Did your dog ever ask you: “What the hell is going on?” I mean, like on the third day of vacation in a cottage someplace totally different from home. He looks at you with his ‘existential’ face instead of his ‘what’s next’ face; the one with knowing skepticism. The face that says: “You know I will do what ever you want, but could you please just explain all this sand?” “Yeah, and what are crabs, exactly?” “And that big water bowl tastes salty and gives me explosive diarrhea.” “Really, where is our life going and why?”
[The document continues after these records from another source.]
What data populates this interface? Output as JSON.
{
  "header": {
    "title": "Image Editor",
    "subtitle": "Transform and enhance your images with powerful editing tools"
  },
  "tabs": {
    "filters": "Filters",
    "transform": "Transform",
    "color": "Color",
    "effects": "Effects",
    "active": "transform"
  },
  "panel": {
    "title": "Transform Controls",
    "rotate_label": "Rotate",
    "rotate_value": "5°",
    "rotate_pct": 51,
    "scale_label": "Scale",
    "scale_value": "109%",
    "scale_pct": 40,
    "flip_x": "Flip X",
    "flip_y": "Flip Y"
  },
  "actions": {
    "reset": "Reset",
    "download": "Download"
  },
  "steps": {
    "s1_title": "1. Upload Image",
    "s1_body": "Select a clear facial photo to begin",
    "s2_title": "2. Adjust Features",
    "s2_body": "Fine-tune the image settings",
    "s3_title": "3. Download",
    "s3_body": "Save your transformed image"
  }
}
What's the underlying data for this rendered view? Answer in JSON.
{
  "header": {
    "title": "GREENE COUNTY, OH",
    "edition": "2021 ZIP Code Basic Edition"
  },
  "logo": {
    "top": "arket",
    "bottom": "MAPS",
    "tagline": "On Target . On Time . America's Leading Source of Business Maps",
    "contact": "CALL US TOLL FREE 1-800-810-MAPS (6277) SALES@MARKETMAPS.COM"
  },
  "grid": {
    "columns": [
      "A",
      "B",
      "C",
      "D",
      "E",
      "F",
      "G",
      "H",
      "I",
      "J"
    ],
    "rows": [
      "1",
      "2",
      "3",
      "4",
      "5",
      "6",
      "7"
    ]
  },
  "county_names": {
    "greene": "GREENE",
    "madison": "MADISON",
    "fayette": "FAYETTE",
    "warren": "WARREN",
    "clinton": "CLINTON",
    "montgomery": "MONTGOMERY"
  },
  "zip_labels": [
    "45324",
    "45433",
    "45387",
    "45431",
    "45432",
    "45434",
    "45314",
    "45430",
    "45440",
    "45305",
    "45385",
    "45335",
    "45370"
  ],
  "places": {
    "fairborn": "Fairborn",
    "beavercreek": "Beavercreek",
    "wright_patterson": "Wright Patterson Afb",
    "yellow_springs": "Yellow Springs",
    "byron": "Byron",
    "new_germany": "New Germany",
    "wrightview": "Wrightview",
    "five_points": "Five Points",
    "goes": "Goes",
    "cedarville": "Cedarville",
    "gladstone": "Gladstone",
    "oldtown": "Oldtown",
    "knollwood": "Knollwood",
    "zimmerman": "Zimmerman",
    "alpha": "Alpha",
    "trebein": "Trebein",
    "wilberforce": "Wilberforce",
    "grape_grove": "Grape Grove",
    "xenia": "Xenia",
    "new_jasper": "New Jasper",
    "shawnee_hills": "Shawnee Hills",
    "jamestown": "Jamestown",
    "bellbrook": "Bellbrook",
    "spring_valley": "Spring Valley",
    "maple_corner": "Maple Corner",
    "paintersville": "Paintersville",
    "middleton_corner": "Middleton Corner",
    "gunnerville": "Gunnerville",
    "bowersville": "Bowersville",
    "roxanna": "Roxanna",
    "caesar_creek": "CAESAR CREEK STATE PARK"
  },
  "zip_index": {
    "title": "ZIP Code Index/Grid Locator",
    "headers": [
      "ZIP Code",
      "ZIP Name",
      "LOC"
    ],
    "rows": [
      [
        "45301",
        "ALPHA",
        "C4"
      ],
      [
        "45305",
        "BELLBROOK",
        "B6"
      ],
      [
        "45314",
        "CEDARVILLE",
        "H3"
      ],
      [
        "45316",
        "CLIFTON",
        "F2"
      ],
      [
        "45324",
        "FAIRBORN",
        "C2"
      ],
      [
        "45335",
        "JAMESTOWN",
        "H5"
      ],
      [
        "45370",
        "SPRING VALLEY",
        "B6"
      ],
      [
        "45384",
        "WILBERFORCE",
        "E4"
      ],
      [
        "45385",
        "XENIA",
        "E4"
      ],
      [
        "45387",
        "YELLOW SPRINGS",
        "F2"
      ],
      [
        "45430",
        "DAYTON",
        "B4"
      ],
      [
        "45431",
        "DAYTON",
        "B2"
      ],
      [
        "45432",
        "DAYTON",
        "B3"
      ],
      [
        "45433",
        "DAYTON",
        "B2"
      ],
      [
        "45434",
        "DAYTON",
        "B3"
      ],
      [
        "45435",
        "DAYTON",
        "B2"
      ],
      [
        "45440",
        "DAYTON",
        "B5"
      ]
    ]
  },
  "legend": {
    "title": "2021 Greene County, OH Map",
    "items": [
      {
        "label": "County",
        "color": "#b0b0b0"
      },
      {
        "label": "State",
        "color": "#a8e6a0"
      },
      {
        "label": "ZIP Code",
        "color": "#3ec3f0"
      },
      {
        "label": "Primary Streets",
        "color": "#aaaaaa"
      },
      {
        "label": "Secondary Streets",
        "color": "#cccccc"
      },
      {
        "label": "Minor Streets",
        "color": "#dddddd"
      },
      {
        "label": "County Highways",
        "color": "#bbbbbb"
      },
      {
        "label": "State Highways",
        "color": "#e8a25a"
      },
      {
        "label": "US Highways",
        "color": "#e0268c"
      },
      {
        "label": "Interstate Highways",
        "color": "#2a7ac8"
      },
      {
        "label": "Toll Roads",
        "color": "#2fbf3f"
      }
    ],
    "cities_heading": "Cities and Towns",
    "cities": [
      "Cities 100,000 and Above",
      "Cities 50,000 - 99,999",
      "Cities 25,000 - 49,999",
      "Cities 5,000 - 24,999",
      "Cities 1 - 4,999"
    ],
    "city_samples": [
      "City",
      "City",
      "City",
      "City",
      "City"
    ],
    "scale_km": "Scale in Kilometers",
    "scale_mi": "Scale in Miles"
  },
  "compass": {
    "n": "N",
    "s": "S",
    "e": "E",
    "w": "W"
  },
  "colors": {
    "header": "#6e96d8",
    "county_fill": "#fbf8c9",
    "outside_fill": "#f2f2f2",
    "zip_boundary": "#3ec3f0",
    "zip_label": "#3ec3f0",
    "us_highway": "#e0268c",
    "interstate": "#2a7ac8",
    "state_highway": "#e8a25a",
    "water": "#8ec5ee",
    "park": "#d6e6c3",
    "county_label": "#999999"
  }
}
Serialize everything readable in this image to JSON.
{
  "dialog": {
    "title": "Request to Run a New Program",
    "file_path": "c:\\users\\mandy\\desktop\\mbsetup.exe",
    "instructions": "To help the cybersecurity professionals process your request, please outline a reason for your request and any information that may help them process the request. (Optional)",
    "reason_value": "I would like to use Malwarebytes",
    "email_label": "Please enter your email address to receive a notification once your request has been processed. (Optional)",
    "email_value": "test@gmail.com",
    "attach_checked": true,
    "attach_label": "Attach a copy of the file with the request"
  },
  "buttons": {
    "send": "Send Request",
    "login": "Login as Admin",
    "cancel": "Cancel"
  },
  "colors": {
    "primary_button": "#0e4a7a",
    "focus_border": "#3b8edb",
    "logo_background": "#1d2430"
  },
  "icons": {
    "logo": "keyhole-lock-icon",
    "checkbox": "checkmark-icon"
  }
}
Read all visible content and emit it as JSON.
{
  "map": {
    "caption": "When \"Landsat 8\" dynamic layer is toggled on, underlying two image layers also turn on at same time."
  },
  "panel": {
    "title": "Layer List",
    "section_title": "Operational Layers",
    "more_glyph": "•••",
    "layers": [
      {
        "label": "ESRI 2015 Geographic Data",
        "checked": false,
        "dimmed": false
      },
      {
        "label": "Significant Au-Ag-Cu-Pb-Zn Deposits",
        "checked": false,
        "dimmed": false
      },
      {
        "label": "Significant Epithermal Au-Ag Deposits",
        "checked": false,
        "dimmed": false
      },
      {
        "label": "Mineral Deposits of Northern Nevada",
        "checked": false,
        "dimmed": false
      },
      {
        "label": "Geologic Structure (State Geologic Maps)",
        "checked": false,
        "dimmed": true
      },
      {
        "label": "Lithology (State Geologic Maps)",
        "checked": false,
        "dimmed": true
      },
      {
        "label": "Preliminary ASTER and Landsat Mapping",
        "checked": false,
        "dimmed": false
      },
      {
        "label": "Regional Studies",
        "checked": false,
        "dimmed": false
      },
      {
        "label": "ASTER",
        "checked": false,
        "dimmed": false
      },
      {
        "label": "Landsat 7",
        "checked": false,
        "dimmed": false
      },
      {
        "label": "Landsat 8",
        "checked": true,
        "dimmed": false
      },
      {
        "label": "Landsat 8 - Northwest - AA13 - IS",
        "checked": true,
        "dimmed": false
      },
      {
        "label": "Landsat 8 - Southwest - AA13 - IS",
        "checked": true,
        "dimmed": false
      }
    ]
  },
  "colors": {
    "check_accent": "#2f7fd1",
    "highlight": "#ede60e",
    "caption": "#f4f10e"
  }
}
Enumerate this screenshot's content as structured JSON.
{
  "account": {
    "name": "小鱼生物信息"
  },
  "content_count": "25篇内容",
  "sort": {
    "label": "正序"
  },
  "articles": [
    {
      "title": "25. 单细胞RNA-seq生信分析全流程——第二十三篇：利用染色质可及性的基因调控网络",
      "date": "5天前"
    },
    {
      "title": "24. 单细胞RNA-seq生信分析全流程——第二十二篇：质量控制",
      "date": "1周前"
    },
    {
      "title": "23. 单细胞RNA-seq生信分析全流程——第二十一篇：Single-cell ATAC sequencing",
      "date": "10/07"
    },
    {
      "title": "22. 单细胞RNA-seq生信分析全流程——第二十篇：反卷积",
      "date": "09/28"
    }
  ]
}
Faith in love is the most basic element of a relationship. As humans we can use words, language, gestures and intonation to convey all sorts of details and subtleties about love. We expect these techniques to work in all communication but, in some moments, it fails us completely. Our conversations can instantly be reduced to one as simple as between a dog and his master. Coming out can be one of those occasions. Sometimes there is only this answer: “Sorry, doggie, you’ll know it once it happens. Until then trust that I will love and care for you.”
In the time of YouTube and Facebook young folks have a slew of “It Gets Better” and other coming out models to follow. Something like six million people have come out on Facebook alone. In contrast, during the 1970s there were few if any role models for coming out. Each person blazed their own trail blindly. If someone was lucky, they could prepare a plan and have the time and support necessary to execute the plan. Some others were forced out of the closet door unexpectedly, which was harder, and often life-altering in extremely negative ways. The “it gets worse” side of things is a harsh and un-cool place to be.
One commonality of gay life in the 1970s was the ritual telling of coming out stories. Everybody has one. The stories were a natural point of reference for living in the gay world. I would listen to another guy’s story and think, that’s not so bad, or wow you had it rough! Some stories were so devastating as to make the whole room cry and some were funny and surprising. All of them provided a context for what it meant to live the gay experience.
I was mystified at the stories coming from gay Catholics with their matter-of-fact discussion of abuse by priests. I heard these stories during the years I was getting my MFA in Detroit. The repetition of story after story of what must have been horrible childhoods made me, at first, question the veracity of the stories until I was overwhelmed by the sheer volume of priestly experiences. I felt honored, in a sad way, to hear this discussion, as if I were now part of an elite club of secret knowledge. I wasn’t even Catholic and yet I knew the intimate details of what eventually became sensational child abuse scandals thirty years later. Child rape was a way of life in Catholic coming out story after story. All of this was common knowledge in my circle of Detroit friends. It was almost a joke actually — another aspect of the downtrodden lives of sexual misfits. These gay Catholics seemed to believe they deserved the abuse. It was a contextual standard for the next chapter of a coming out story; insert your priestly experiences here.
Hearing those stories I could begin to imagine what had happened to Mark Sobota, my eight-year-old, first, best friend who came back from Father Pedantic’s (not the real names) summer camp a different boy than the one who had left. He had been assigned the honor of Father’s ‘favorite’ that summer. Gradually, as I looked back to those awkward memories, a thought became clear: had Mark been raped by this priest? Why, after two weeks at camp, would he reject affection, isolate himself, have a fear of old friends, and act out in anger all the time; it was so unlike him? And, why would he become a priest himself later in life?
A grad-school friend of mine, David, wanted to be a priest very badly and yet, because he would not deny his sexuality, he was excluded. I watched him struggle year after year as other, less-honest gay men were taken into the training program. They had no problem stretching the veracity of their sacred vows. David had integrity while they did not, yet they got the job and he did not. Secrets are required to become a priest? I guess if your duties involve shuffling unveiled pedophiles from parish to parish, secrets might just be an essential requirement for the job.
If your dog can take you on faith alone, while theological bureaucrats require you to lie and even turn away those who are truthful, then you have to wonder who has the better moral code? It makes me want to put on my existential face and ask: “Really, where are our lives going and why?”
This is an adaptation of a chapter from Billy’s Moral Adventures, Featuring Serious Emotions Such as Those Brought on by Death, soon to be published. Text copyright © 2016 William W. O’Donnell